PROBLEM DESCRIPTION.
Repeat every record below, word for word.

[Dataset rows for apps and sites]
■ ■ ■ ■
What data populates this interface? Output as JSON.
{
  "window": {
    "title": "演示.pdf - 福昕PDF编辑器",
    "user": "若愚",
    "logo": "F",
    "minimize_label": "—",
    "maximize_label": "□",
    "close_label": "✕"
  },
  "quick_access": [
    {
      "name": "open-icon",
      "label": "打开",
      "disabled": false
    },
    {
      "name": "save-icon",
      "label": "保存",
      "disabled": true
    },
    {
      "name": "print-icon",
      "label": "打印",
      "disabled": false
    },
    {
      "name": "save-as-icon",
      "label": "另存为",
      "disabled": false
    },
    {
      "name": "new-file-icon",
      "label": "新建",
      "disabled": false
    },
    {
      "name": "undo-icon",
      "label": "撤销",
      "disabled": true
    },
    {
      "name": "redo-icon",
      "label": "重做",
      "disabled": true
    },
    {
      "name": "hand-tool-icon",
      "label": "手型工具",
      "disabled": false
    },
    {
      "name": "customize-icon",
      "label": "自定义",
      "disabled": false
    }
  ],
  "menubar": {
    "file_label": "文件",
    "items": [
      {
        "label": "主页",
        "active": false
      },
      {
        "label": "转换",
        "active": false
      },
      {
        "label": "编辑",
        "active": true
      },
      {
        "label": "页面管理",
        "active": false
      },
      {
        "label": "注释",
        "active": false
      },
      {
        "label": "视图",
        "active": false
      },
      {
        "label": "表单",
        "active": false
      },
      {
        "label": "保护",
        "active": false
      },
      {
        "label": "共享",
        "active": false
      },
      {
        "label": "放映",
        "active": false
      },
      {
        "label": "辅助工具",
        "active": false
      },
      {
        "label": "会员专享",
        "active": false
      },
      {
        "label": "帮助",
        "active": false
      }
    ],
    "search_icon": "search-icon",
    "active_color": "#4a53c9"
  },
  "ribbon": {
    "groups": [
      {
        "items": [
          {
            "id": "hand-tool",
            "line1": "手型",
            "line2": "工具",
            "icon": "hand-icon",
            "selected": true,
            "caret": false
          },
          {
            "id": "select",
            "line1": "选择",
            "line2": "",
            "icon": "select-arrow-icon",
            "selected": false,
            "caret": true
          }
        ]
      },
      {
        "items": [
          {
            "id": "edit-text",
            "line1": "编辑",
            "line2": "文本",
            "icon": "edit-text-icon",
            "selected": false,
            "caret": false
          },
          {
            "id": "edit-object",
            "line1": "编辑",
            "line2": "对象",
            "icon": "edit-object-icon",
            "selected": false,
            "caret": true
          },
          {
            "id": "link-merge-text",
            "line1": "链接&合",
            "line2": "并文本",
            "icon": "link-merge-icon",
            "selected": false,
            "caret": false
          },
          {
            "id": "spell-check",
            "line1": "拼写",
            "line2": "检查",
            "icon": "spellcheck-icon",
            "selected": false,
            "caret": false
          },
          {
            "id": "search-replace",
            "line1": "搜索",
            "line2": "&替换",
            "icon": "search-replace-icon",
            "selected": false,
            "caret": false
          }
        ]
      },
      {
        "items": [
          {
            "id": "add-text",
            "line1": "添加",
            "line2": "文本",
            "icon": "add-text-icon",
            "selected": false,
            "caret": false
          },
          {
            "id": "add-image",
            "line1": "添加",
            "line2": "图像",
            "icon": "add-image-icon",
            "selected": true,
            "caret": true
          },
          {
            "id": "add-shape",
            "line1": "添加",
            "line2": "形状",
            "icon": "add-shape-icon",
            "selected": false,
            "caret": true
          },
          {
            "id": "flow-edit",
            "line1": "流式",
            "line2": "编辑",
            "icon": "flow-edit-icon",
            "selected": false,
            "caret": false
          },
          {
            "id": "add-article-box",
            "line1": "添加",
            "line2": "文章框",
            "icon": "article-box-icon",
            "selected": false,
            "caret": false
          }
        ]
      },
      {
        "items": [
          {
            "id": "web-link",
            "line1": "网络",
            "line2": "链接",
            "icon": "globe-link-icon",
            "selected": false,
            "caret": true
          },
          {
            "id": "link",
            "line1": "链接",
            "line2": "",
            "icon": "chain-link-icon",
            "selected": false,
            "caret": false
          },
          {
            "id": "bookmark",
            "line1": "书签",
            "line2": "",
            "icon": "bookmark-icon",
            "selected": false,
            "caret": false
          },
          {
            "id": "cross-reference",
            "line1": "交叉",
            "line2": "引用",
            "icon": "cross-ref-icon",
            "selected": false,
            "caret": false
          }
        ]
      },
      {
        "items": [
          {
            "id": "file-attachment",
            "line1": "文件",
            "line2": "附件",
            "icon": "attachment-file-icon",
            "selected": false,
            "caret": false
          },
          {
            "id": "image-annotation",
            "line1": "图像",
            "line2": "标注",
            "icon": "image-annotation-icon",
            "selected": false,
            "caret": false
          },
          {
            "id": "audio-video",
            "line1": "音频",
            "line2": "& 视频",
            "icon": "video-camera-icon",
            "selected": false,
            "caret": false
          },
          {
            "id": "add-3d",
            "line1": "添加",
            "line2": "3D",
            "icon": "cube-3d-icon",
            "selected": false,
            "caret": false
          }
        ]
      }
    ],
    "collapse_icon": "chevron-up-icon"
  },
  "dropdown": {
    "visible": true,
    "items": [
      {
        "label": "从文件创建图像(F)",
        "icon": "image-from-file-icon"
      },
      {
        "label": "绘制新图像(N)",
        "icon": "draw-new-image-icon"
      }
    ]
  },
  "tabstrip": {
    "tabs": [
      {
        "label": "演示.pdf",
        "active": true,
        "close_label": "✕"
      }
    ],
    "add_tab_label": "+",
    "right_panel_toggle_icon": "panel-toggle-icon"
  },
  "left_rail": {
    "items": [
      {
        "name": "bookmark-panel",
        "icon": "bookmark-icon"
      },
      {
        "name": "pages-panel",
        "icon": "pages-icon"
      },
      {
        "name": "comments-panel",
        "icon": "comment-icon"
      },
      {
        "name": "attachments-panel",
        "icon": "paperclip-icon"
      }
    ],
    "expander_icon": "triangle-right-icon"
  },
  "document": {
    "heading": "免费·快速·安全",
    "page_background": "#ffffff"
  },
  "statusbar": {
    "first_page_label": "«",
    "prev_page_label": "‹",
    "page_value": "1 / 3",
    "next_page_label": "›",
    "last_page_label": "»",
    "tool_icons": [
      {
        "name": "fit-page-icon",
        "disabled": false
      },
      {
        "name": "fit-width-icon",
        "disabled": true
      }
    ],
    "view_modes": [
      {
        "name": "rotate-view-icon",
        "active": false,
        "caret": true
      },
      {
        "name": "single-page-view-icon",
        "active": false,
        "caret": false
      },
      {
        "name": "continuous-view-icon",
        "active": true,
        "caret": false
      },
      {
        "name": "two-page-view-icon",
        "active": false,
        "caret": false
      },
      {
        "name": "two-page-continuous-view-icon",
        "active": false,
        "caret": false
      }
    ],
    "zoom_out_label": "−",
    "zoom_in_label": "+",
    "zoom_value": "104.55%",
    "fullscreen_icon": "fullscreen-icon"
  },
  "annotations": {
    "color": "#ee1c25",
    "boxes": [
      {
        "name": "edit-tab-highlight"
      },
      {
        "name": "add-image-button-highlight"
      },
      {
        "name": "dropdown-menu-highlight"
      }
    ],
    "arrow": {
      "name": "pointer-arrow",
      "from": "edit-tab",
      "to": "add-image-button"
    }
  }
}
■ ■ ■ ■
RESPONSE TO THE EXERCISE.
What data populates this interface? Output as JSON.
{
  "window": {
    "title": "演示.pdf - 福昕PDF编辑器",
    "user": "若愚",
    "logo": "F",
    "minimize_label": "—",
    "maximize_label": "□",
    "close_label": "✕"
  },
  "quick_access": [
    {
      "name": "open-icon",
      "label": "打开",
      "disabled": false
    },
    {
      "name": "save-icon",
      "label": "保存",
      "disabled": true
    },
    {
      "name": "print-icon",
      "label": "打印",
      "disabled": false
    },
    {
      "name": "save-as-icon",
      "label": "另存为",
      "disabled": false
    },
    {
      "name": "new-file-icon",
      "label": "新建",
      "disabled": false
    },
    {
      "name": "undo-icon",
      "label": "撤销",
      "disabled": true
    },
    {
      "name": "redo-icon",
      "label": "重做",
      "disabled": true
    },
    {
      "name": "hand-tool-icon",
      "label": "手型工具",
      "disabled": false
    },
    {
      "name": "customize-icon",
      "label": "自定义",
      "disabled": false
    }
  ],
  "menubar": {
    "file_label": "文件",
    "items": [
      {
        "label": "主页",
        "active": false
      },
      {
        "label": "转换",
        "active": false
      },
      {
        "label": "编辑",
        "active": true
      },
      {
        "label": "页面管理",
        "active": false
      },
      {
        "label": "注释",
        "active": false
      },
      {
        "label": "视图",
        "active": false
      },
      {
        "label": "表单",
        "active": false
      },
      {
        "label": "保护",
        "active": false
      },
      {
        "label": "共享",
        "active": false
      },
      {
        "label": "放映",
        "active": false
      },
      {
        "label": "辅助工具",
        "active": false
      },
      {
        "label": "会员专享",
        "active": false
      },
      {
        "label": "帮助",
        "active": false
      }
    ],
    "search_icon": "search-icon",
    "active_color": "#4a53c9"
  },
  "ribbon": {
    "groups": [
      {
        "items": [
          {
            "id": "hand-tool",
            "line1": "手型",
            "line2": "工具",
            "icon": "hand-icon",
            "selected": true,
            "caret": false
          },
          {
            "id": "select",
            "line1": "选择",
            "line2": "",
            "icon": "select-arrow-icon",
            "selected": false,
            "caret": true
          }
        ]
      },
      {
        "items": [
          {
            "id": "edit-text",
            "line1": "编辑",
            "line2": "文本",
            "icon": "edit-text-icon",
            "selected": false,
            "caret": false
          },
          {
            "id": "edit-object",
            "line1": "编辑",
            "line2": "对象",
            "icon": "edit-object-icon",
            "selected": false,
            "caret": true
          },
          {
            "id": "link-merge-text",
            "line1": "链接&合",
            "line2": "并文本",
            "icon": "link-merge-icon",
            "selected": false,
            "caret": false
          },
          {
            "id": "spell-check",
            "line1": "拼写",
            "line2": "检查",
            "icon": "spellcheck-icon",
            "selected": false,
            "caret": false
          },
          {
            "id": "search-replace",
            "line1": "搜索",
            "line2": "&替换",
            "icon": "search-replace-icon",
            "selected": false,
            "caret": false
          }
        ]
      },
      {
        "items": [
          {
            "id": "add-text",
            "line1": "添加",
            "line2": "文本",
            "icon": "add-text-icon",
            "selected": false,
            "caret": false
          },
          {
            "id": "add-image",
            "line1": "添加",
            "line2": "图像",
            "icon": "add-image-icon",
            "selected": true,
            "caret": true
          },
          {
            "id": "add-shape",
            "line1": "添加",
            "line2": "形状",
            "icon": "add-shape-icon",
            "selected": false,
            "caret": true
          },
          {
            "id": "flow-edit",
            "line1": "流式",
            "line2": "编辑",
            "icon": "flow-edit-icon",
            "selected": false,
            "caret": false
          },
          {
            "id": "add-article-box",
            "line1": "添加",
            "line2": "文章框",
            "icon": "article-box-icon",
            "selected": false,
            "caret": false
          }
        ]
      },
      {
        "items": [
          {
            "id": "web-link",
            "line1": "网络",
            "line2": "链接",
            "icon": "globe-link-icon",
            "selected": false,
            "caret": true
          },
          {
            "id": "link",
            "line1": "链接",
            "line2": "",
            "icon": "chain-link-icon",
            "selected": false,
            "caret": false
          },
          {
            "id": "bookmark",
            "line1": "书签",
            "line2": "",
            "icon": "bookmark-icon",
            "selected": false,
            "caret": false
          },
          {
            "id": "cross-reference",
            "line1": "交叉",
            "line2": "引用",
            "icon": "cross-ref-icon",
            "selected": false,
            "caret": false
          }
        ]
      },
      {
        "items": [
          {
            "id": "file-attachment",
            "line1": "文件",
            "line2": "附件",
            "icon": "attachment-file-icon",
            "selected": false,
            "caret": false
          },
          {
            "id": "image-annotation",
            "line1": "图像",
            "line2": "标注",
            "icon": "image-annotation-icon",
            "selected": false,
            "caret": false
          },
          {
            "id": "audio-video",
            "line1": "音频",
            "line2": "& 视频",
            "icon": "video-camera-icon",
            "selected": false,
            "caret": false
          },
          {
            "id": "add-3d",
            "line1": "添加",
            "line2": "3D",
            "icon": "cube-3d-icon",
            "selected": false,
            "caret": false
          }
        ]
      }
    ],
    "collapse_icon": "chevron-up-icon"
  },
  "dropdown": {
    "visible": true,
    "items": [
      {
        "label": "从文件创建图像(F)",
        "icon": "image-from-file-icon"
      },
      {
        "label": "绘制新图像(N)",
        "icon": "draw-new-image-icon"
      }
    ]
  },
  "tabstrip": {
    "tabs": [
      {
        "label": "演示.pdf",
        "active": true,
        "close_label": "✕"
      }
    ],
    "add_tab_label": "+",
    "right_panel_toggle_icon": "panel-toggle-icon"
  },
  "left_rail": {
    "items": [
      {
        "name": "bookmark-panel",
        "icon": "bookmark-icon"
      },
      {
        "name": "pages-panel",
        "icon": "pages-icon"
      },
      {
        "name": "comments-panel",
        "icon": "comment-icon"
      },
      {
        "name": "attachments-panel",
        "icon": "paperclip-icon"
      }
    ],
    "expander_icon": "triangle-right-icon"
  },
  "document": {
    "heading": "免费·快速·安全",
    "page_background": "#ffffff"
  },
  "statusbar": {
    "first_page_label": "«",
    "prev_page_label": "‹",
    "page_value": "1 / 3",
    "next_page_label": "›",
    "last_page_label": "»",
    "tool_icons": [
      {
        "name": "fit-page-icon",
        "disabled": false
      },
      {
        "name": "fit-width-icon",
        "disabled": true
      }
    ],
    "view_modes": [
      {
        "name": "rotate-view-icon",
        "active": false,
        "caret": true
      },
      {
        "name": "single-page-view-icon",
        "active": false,
        "caret": false
      },
      {
        "name": "continuous-view-icon",
        "active": true,
        "caret": false
      },
      {
        "name": "two-page-view-icon",
        "active": false,
        "caret": false
      },
      {
        "name": "two-page-continuous-view-icon",
        "active": false,
        "caret": false
      }
    ],
    "zoom_out_label": "−",
    "zoom_in_label": "+",
    "zoom_value": "104.55%",
    "fullscreen_icon": "fullscreen-icon"
  },
  "annotations": {
    "color": "#ee1c25",
    "boxes": [
      {
        "name": "edit-tab-highlight"
      },
      {
        "name": "add-image-button-highlight"
      },
      {
        "name": "dropdown-menu-highlight"
      }
    ],
    "arrow": {
      "name": "pointer-arrow",
      "from": "edit-tab",
      "to": "add-image-button"
    }
  }
}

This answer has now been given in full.